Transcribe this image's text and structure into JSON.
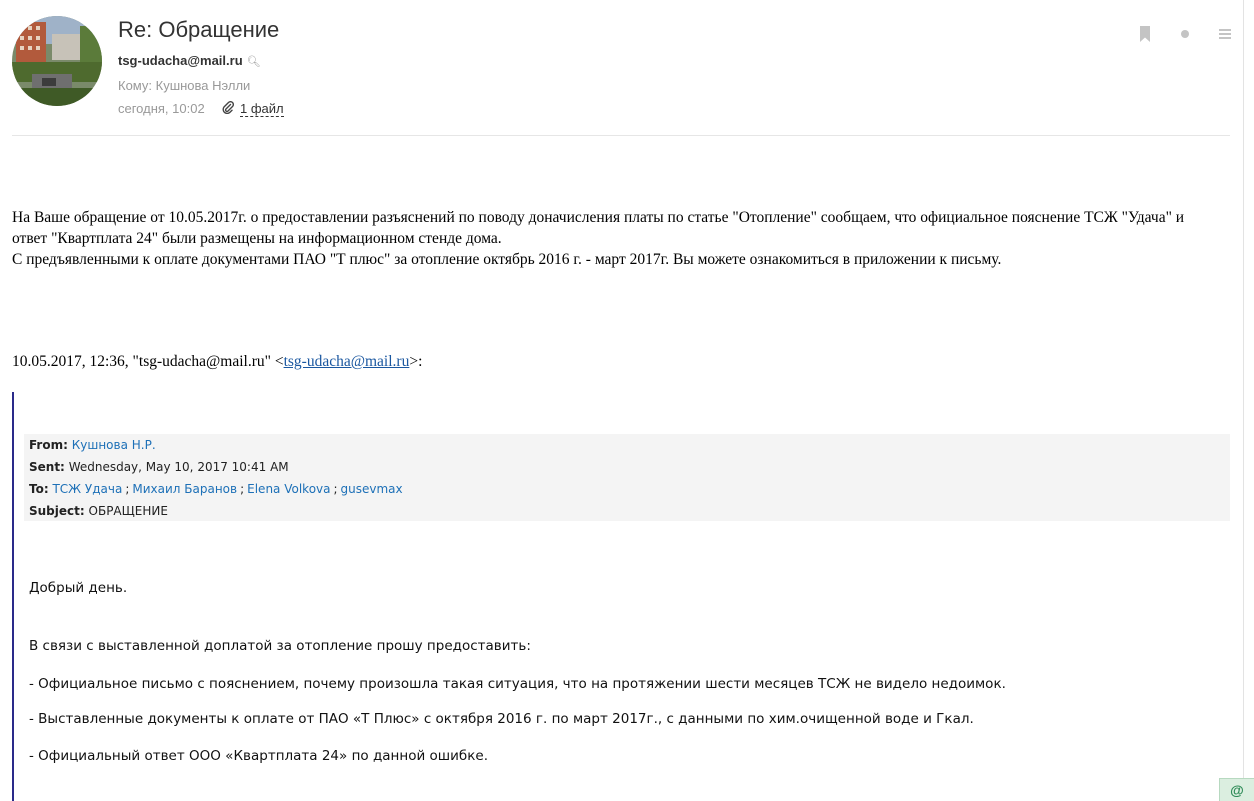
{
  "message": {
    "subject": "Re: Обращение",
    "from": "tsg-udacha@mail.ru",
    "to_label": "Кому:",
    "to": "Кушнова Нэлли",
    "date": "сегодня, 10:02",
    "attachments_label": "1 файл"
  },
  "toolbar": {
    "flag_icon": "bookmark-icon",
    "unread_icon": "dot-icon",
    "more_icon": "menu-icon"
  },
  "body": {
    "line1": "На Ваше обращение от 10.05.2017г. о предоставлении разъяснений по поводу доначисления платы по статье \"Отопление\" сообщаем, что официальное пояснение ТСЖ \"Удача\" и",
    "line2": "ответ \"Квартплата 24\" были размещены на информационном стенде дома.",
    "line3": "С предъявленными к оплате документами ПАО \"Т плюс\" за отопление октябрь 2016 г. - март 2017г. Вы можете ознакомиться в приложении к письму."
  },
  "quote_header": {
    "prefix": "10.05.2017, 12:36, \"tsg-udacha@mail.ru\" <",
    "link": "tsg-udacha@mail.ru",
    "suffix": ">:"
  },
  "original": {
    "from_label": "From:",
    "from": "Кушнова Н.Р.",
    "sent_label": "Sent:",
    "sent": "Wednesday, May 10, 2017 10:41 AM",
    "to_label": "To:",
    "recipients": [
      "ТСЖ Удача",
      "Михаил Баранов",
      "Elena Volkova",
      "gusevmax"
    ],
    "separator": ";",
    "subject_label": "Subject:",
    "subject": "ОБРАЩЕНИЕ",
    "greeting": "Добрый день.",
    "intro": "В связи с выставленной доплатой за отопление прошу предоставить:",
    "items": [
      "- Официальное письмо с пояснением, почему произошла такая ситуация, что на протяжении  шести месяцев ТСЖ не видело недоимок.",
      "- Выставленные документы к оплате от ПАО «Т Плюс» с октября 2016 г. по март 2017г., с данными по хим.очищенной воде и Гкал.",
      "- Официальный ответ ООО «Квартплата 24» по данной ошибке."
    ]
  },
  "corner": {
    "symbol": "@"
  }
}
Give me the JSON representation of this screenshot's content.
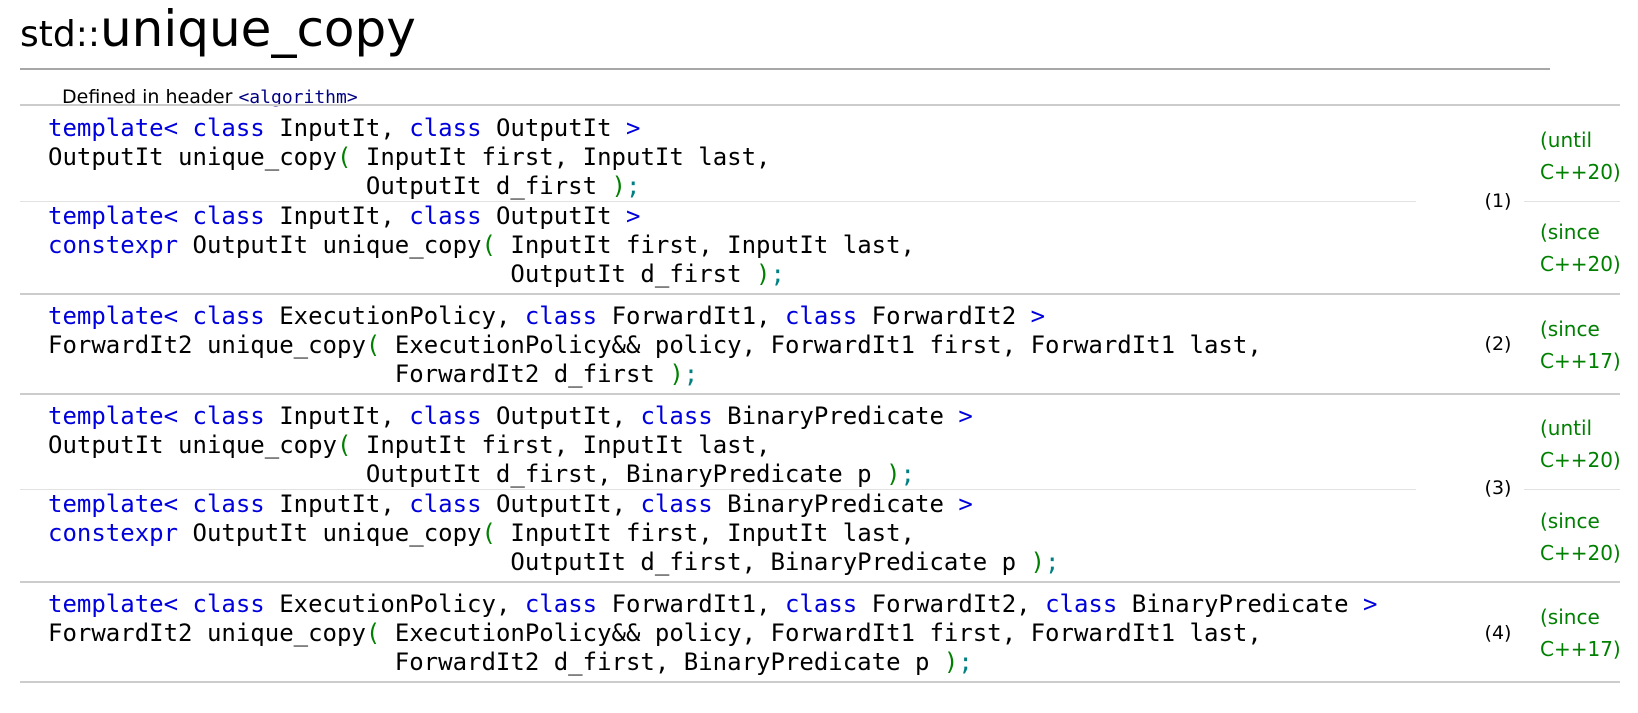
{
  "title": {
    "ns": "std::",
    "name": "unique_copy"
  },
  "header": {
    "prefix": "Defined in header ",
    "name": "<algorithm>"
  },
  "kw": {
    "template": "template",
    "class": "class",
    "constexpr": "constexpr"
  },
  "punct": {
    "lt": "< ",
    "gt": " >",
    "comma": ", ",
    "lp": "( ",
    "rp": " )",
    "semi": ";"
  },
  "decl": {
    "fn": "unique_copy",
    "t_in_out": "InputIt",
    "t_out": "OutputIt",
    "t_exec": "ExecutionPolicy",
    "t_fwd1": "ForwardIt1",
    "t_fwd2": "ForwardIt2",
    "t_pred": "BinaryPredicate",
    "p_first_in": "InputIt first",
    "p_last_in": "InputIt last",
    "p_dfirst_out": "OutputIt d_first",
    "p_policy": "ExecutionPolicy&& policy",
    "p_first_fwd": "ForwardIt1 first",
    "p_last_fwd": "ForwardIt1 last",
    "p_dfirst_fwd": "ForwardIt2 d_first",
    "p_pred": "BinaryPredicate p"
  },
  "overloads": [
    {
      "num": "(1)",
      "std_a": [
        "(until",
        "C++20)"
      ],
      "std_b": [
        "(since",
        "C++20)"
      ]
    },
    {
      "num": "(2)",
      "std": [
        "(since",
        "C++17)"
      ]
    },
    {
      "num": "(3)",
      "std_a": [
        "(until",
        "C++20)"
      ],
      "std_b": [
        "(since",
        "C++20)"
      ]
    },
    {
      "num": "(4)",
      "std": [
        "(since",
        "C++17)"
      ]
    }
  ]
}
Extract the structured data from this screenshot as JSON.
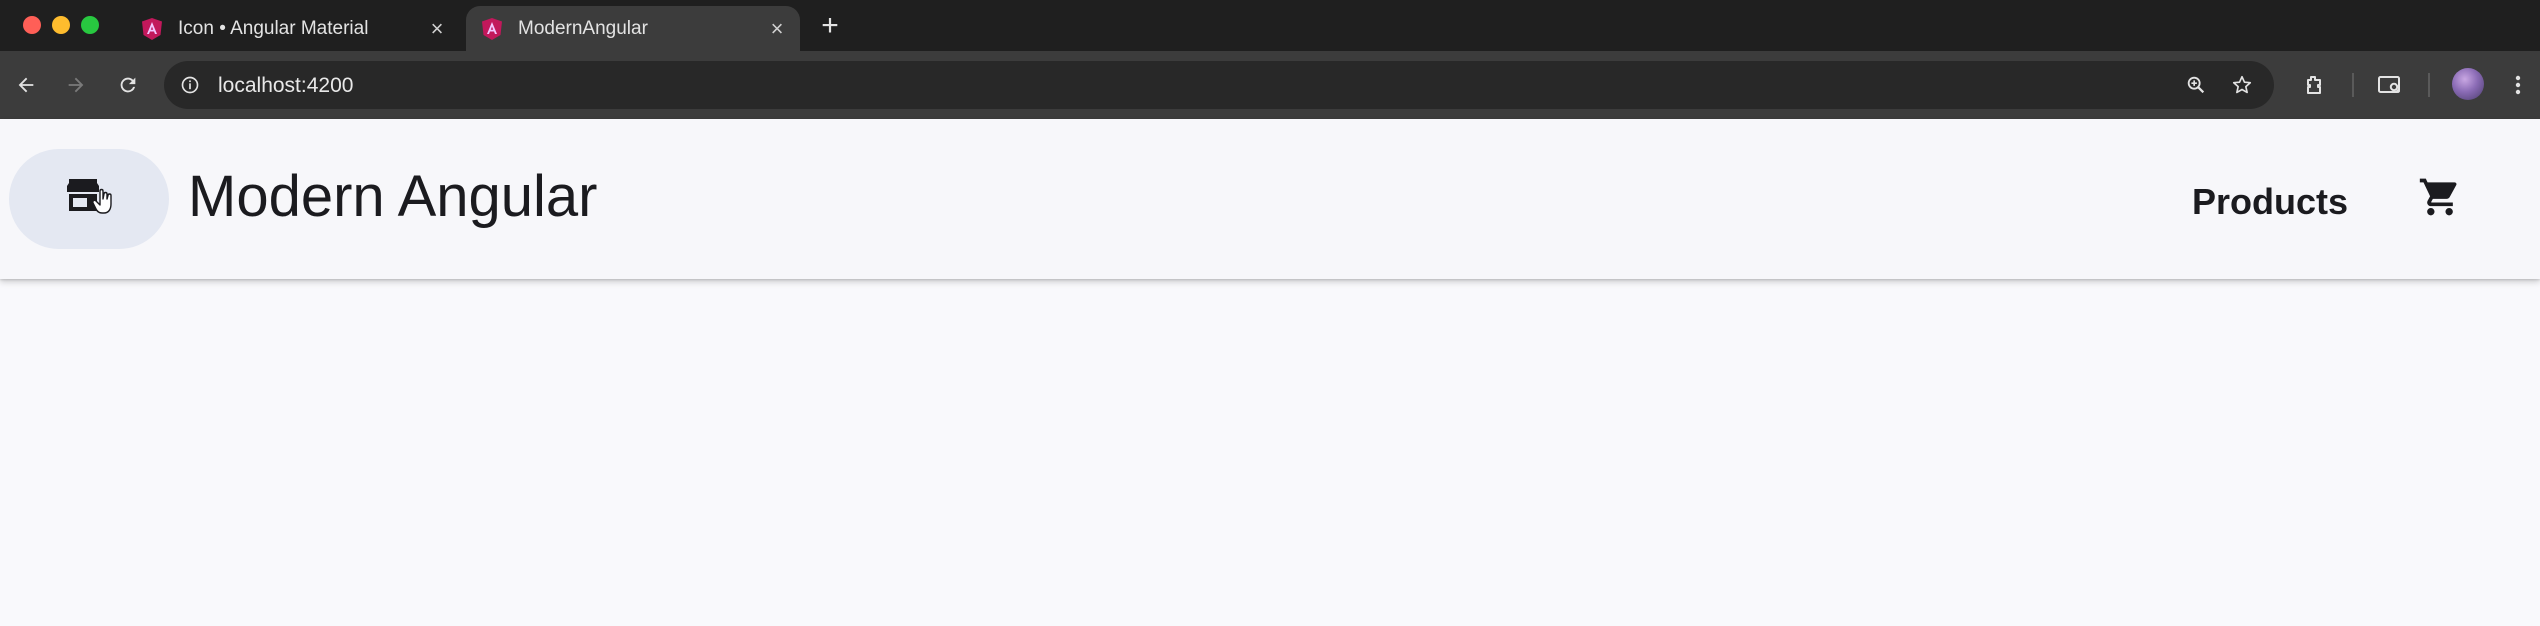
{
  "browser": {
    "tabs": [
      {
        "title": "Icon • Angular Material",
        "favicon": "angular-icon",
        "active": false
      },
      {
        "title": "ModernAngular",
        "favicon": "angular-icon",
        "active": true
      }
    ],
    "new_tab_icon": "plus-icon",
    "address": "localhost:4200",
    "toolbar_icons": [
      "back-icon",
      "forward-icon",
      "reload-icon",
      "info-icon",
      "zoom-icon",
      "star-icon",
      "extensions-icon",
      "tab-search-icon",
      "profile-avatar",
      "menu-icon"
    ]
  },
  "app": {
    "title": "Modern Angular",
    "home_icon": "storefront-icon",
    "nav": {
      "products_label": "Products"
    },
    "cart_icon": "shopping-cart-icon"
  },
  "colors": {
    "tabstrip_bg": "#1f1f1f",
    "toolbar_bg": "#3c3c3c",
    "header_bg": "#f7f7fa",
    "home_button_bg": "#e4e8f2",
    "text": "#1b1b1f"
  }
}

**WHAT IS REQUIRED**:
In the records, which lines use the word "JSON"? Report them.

**RESULT OF THIS EXERCISE**:
Transcribe this image's text and structure into JSON.
Give me the JSON representation of this screenshot's content.
Extract the structured data from this screenshot as JSON.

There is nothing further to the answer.